## TASK OBJECTIVE
From the entries below, copy each line in which the word "JSON" occurs.
_ _ _ _ _ _ _
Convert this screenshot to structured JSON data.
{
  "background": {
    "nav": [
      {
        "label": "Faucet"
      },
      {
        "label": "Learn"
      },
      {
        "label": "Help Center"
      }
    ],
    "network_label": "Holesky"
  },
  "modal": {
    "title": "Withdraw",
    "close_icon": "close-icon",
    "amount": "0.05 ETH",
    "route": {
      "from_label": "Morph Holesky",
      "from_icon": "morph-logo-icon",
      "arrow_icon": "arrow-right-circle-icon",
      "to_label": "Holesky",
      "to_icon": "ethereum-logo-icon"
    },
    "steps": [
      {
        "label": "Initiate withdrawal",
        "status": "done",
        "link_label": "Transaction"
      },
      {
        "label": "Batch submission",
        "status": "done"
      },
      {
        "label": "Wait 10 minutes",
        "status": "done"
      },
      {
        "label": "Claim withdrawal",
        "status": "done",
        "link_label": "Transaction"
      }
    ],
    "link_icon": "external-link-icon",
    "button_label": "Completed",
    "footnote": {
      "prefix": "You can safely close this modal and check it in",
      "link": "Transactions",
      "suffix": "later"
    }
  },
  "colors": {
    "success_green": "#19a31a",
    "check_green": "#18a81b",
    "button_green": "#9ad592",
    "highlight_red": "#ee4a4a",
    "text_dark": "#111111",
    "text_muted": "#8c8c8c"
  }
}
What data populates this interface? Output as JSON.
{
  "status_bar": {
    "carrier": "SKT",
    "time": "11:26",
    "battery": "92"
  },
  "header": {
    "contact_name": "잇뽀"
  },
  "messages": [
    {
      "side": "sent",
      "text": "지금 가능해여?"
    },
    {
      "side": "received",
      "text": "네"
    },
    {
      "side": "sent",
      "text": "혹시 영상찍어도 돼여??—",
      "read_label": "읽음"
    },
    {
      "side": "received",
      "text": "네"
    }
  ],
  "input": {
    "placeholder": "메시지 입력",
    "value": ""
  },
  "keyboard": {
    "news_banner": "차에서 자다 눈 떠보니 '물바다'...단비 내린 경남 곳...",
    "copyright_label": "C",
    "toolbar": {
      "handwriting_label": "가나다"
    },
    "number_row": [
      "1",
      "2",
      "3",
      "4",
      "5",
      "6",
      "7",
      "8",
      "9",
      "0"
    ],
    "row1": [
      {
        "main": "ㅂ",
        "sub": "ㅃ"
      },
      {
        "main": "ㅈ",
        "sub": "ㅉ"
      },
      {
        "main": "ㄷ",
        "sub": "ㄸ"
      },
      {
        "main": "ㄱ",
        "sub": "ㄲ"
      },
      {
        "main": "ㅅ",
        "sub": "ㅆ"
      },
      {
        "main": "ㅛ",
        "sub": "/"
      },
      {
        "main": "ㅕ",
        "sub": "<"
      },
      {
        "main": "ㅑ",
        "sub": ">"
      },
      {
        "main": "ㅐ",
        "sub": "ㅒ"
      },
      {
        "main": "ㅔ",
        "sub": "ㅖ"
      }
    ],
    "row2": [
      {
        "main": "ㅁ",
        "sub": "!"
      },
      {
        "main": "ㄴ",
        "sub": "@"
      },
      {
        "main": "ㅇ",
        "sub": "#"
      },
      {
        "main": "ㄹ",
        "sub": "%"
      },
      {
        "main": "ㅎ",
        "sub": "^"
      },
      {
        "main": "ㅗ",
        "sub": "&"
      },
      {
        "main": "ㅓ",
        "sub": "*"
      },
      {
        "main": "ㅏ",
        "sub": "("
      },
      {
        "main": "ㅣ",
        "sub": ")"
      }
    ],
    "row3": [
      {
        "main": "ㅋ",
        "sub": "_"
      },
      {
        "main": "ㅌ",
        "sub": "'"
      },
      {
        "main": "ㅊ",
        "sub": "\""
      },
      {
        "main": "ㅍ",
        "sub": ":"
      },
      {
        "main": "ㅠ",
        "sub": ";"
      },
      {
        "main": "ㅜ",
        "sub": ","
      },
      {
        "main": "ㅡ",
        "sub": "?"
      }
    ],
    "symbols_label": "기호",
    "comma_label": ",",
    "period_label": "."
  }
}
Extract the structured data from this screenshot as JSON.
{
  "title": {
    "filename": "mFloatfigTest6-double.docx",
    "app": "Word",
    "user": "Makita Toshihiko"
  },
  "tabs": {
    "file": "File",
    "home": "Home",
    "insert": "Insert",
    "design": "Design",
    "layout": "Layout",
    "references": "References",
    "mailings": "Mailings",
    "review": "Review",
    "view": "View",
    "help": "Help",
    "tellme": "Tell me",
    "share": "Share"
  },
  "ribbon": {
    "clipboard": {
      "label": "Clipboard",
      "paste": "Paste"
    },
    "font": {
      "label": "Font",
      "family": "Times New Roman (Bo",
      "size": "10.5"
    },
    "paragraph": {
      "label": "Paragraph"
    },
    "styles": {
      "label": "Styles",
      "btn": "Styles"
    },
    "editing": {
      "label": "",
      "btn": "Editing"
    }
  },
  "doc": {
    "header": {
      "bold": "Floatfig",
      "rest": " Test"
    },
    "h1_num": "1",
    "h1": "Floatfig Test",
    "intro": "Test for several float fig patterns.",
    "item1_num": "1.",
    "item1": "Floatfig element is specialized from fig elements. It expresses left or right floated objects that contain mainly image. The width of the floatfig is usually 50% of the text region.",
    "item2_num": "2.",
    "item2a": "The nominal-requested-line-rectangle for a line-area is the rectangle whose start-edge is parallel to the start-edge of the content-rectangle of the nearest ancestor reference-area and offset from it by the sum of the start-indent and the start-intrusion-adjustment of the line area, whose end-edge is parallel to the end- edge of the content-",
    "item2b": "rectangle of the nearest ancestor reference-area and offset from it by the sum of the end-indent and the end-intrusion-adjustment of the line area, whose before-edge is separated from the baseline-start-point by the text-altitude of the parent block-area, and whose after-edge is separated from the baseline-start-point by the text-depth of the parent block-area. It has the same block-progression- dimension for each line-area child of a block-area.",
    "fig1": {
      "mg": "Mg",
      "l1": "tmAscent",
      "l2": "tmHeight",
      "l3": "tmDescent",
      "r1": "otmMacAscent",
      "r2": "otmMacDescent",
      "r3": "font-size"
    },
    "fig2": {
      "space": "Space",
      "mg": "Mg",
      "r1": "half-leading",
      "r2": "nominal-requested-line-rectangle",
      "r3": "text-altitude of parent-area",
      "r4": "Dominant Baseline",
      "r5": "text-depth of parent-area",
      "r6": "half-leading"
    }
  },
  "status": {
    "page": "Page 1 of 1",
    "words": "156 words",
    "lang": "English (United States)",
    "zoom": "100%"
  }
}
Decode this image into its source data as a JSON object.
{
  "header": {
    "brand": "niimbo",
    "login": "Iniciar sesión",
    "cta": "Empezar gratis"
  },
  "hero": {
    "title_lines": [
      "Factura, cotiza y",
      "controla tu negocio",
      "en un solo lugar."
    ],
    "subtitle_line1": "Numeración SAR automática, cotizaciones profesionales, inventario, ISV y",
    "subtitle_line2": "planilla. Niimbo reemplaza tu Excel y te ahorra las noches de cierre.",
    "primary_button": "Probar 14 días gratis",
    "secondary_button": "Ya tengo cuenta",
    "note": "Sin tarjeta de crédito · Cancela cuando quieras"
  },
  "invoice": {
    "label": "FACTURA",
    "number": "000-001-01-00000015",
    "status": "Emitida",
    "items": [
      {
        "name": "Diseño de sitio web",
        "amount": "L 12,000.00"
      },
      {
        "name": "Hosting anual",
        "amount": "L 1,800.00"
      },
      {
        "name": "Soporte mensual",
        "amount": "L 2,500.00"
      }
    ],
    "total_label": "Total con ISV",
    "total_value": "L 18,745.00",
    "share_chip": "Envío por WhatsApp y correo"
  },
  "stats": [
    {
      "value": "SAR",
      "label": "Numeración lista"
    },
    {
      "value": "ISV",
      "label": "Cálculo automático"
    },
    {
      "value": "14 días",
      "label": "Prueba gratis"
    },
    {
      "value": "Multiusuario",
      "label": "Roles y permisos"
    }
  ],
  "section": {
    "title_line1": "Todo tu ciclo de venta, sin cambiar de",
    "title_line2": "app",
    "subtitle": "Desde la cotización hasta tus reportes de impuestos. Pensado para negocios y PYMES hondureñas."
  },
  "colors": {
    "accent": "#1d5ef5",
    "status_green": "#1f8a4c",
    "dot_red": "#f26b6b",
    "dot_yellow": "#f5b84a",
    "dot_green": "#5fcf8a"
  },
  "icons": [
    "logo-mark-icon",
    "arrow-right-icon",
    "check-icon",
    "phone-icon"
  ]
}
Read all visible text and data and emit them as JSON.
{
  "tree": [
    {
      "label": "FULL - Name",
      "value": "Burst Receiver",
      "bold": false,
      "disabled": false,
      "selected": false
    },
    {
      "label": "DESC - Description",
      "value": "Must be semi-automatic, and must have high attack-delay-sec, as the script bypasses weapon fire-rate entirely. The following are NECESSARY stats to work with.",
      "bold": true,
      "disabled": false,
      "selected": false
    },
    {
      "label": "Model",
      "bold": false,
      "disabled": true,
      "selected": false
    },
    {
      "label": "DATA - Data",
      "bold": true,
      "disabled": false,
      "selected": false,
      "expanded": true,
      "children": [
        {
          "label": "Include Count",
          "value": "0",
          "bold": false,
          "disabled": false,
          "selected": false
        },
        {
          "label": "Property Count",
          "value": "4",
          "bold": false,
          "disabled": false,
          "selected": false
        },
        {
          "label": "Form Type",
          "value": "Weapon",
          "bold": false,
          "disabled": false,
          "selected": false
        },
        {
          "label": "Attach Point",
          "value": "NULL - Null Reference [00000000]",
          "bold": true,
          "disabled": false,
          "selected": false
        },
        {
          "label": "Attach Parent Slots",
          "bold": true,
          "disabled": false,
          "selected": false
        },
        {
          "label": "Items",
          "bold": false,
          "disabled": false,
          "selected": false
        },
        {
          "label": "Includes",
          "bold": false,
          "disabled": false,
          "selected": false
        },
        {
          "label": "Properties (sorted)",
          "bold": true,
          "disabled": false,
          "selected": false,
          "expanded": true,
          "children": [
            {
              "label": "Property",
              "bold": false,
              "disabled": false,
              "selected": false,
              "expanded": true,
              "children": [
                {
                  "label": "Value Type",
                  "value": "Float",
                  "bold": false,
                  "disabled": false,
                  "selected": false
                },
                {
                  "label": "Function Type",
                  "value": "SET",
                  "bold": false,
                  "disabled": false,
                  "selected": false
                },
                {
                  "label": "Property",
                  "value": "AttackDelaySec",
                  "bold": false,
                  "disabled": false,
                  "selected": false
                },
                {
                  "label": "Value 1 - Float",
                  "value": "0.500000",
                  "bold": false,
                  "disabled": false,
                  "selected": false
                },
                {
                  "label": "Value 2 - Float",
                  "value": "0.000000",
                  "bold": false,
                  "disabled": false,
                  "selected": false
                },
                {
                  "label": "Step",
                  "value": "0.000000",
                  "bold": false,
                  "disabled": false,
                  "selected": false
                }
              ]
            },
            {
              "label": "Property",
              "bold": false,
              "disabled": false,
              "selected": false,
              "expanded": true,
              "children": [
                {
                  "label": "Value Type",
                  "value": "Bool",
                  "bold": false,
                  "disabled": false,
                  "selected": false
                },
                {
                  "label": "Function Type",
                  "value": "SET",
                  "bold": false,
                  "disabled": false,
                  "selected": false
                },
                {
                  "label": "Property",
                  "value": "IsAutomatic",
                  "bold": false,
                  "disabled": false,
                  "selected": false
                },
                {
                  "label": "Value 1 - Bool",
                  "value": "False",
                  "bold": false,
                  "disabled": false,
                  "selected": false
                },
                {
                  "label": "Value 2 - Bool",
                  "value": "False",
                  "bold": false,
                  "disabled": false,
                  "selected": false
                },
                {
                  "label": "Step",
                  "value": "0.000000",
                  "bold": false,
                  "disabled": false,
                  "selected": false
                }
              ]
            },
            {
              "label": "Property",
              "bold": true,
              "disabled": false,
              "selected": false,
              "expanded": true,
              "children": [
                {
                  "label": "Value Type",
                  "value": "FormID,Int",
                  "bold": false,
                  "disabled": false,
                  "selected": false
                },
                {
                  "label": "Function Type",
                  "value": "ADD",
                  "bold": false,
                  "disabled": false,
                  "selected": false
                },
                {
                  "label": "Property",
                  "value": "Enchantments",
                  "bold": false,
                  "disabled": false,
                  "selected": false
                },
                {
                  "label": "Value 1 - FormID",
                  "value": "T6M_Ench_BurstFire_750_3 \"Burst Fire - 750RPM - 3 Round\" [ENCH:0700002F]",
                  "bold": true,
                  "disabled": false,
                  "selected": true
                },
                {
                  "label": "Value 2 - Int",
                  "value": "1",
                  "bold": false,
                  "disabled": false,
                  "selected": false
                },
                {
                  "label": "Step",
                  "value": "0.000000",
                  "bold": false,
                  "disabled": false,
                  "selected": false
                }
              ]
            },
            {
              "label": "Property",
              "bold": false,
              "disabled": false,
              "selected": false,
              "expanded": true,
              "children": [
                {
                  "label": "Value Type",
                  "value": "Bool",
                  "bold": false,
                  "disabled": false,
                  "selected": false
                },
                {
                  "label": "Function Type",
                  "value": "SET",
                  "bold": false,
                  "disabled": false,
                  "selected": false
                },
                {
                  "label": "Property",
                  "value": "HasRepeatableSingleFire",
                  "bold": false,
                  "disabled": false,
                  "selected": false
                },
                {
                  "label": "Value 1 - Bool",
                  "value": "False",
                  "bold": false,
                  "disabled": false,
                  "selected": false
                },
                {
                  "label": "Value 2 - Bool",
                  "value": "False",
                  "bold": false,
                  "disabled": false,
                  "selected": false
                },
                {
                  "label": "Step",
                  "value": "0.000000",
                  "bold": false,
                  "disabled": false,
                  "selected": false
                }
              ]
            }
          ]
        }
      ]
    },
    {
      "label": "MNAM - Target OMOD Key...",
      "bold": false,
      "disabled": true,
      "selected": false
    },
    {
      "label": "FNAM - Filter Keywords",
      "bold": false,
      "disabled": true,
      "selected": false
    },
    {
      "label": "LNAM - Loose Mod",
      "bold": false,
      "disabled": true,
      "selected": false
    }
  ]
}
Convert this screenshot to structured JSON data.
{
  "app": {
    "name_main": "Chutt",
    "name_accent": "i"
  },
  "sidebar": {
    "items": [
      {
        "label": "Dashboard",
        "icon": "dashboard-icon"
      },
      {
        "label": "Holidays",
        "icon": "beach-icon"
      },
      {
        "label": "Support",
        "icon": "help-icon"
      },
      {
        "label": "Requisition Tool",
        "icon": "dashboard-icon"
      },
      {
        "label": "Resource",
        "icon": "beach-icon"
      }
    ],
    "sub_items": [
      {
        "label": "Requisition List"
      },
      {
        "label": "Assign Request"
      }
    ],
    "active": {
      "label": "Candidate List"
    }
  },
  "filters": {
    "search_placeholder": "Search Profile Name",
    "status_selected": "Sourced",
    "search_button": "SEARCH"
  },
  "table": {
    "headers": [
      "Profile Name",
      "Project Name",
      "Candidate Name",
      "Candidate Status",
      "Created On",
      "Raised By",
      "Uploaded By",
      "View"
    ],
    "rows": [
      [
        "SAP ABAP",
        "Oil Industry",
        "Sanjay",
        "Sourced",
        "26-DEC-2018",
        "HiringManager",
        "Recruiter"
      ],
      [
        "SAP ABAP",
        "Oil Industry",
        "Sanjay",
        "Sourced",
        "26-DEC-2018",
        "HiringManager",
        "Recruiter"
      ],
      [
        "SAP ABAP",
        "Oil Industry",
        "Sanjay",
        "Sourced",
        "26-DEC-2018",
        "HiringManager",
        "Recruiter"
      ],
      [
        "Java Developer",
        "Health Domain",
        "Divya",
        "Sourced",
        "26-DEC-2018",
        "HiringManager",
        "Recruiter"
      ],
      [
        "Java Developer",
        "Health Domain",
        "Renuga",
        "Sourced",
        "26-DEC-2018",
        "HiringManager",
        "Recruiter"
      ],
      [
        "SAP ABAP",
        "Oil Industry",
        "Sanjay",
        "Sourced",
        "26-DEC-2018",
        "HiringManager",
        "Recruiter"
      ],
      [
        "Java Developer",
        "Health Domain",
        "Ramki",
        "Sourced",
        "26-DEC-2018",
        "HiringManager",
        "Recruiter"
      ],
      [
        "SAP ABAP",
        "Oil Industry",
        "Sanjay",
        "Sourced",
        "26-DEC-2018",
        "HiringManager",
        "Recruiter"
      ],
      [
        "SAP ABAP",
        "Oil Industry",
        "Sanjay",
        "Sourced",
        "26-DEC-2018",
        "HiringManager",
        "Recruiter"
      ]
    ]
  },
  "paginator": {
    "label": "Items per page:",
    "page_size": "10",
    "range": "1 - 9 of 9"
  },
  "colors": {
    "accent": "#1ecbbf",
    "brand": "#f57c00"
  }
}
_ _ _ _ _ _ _
## ANSWER SPACE
Convert this screenshot to structured JSON data.
What data populates this interface? Output as JSON.
Extract the structured data from this screenshot as JSON.
Decode this image into its source data as a JSON object.
Read all visible text and data and emit them as JSON.
Convert this screenshot to structured JSON data.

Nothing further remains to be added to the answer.